By: Kiran Gurm and Kirsten Boda
In the nonprofit sector, the terms advocacy and lobbying are often interpreted synonymously due to potential overlap and lack of understanding, creating uncertainty for both charities and nonprofits alike. However, because organizations inherently act as advocates for the individuals, families, and communities they support, as well as the issues they exist to address, advocacy is central to who they are. Thus, whether they realize it or not, most organizations are already engaged in some form of advocacy. This blog provides an overview of lobbying versus advocacy in the context of Alberta to support organizations to engage openly and actively in advocacy.
Confusion around lobbying and advocacy arises due to fear over engaging in the political process, uncertainty in funding relationships, and the desire for an organization to keep government partners ‘on their good side’. We often hear from those working in the sector that once the word advocacy enters into a mission statement, theory of change, or organizational strategy alarm bells will sound with the potential for negative implications down the road. This blog, by Alexa Briggs of CCVO and Liz Sutherland of ONN, discusses the impact of regulations and policies that create an advocacy chill among nonprofits.

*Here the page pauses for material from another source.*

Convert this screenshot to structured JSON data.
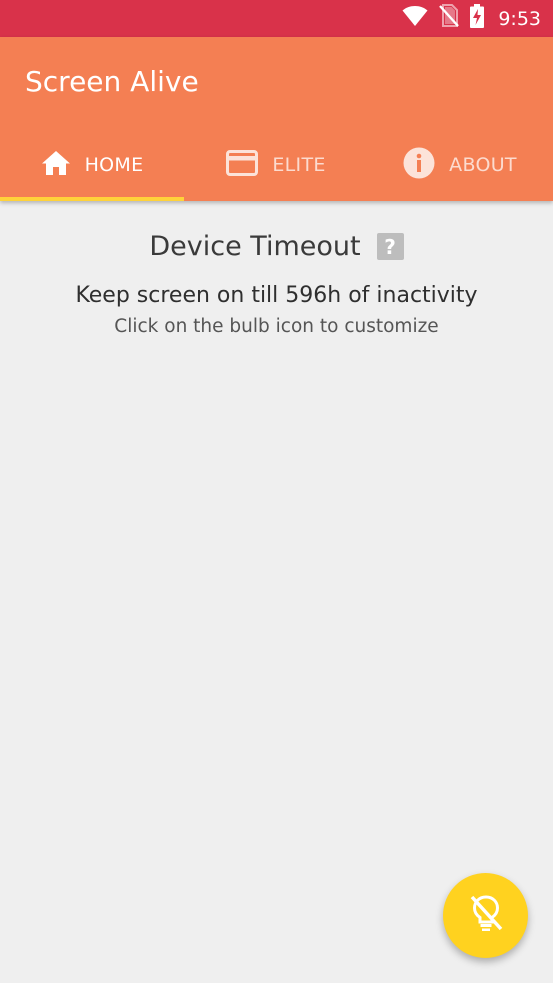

It is important for organizations to know that advocacy is a broad term that is not clearly defined. There are a host of activities that are considered advocacy but not lobbying. For example, preparing and submitting a bid or grant application can be considered advocacy. Almost all nonprofits and charities engage in advocacy daily, as they promote awareness of a cause or the ability to address issues and change public opinions or perceptions. We are all change-makers, and therefore advocacy is part of the DNA of who we are and what we do. Specifically for registered charities, according to the Canada Revenue Agency, as long as an organization’s advocacy activities further their charitable purpose, there is no limit on their activities. This advocacy spectrum created by the Ontario Nonprofit Network provides a useful overview of different advocacy activities ranging from general advocacy such as joining a coalition or network to direct lobbying such as organizing a lobbying day. Further, CCVO has created an Everyday Advocacy Guide for nonprofits.
Simply put, advocacy is an umbrella under which lobbying falls. This means that while not all advocacy is lobbying, all lobbying is advocacy. Lobbying entails complex laws and regulation that differs from one jurisdiction to the next, is highly regulated by legislation, and guided by a code of conduct. Applying for a grant becomes lobbying if an organization were to meet with a public office holder outside the application process in an attempt to influence their decision. It is also important to note that your organization can communicate with a public officer holder about your organization, however, the communication transitions into lobbying once there is an official “ask” being made.